As is often the case, the people for whom I was working “took advantage” of the situation, and kept me in a lower position, even though they could easily have hired me into one commensurate with my skill set.

I continued to work with them in good faith until somebody came along and offered me a position that felt like a “stretch” for me.

Looking at that position, the money was better, the title was a little more than I thought I could manage, the work site was way closer to home and there were some other benefits I won’t get into here.

I moved to that position with a great deal of trepidation.

It turns out that I needn’t have worried myself. I’m not saying no aspects of the job were challenging. I’m not telling you I didn’t have to stretch—to learn things that were new, different and difficult. What I am saying is that I was “up for the challenge.” And I like to think I managed pretty well at that position.

That job has since “finished.” The company I was supporting lost their contract, which put me out of work. So I went “on the hunt” yet again.

Well another opportunity presented itself and it “felt like” the “next level.” This time I realized that there will always be challenges to be dealt with, no matter where you are. So I jumped at the position.

Maybe I will find there are issues that make it needful or worthwhile for me to move on at some point, but I certainly don’t see that being the case at present.

Yet again, my point? My experience allowed me to move on both times. If anything was going to hold me back it would be a lack of tenacity. That’s an important realization.

A lot of life is about just living the day-to-day. A bunch of what we do is get up and get about the normal business of the day. Thing is, sometimes challenges arise, and we must decide how to handle them. Will I wrestle with the challenge and figure it out, or will I give up and let it defeat me?

As for me, I’m more likely every day to take the challenge and see where it leads.

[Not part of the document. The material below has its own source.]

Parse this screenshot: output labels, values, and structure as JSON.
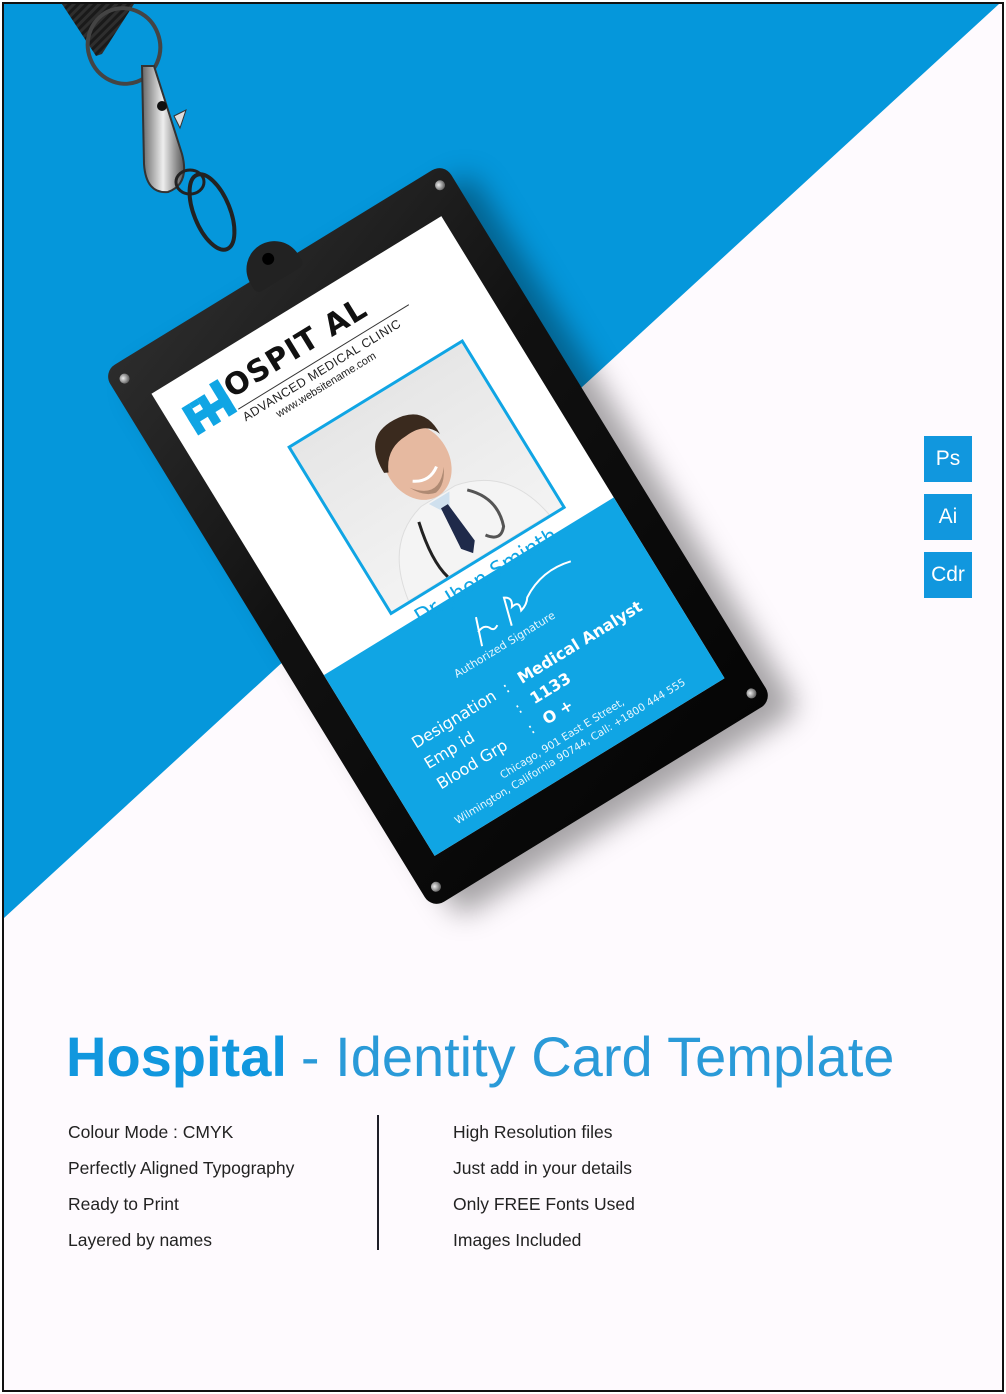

I may “win” I may “lose,” but if I lose, it won’t be for want of trying.

Okay, as is often the case, I have run out of time and overrun my self-imposed “word count limitation.” That being true, even though there was more I would have loved to take the time to discuss, it’ll have to wait for another day, and another article.

As usual, allow me to wish you the best of days and thank you—yet again, gentle reader—for taking the time to get this far.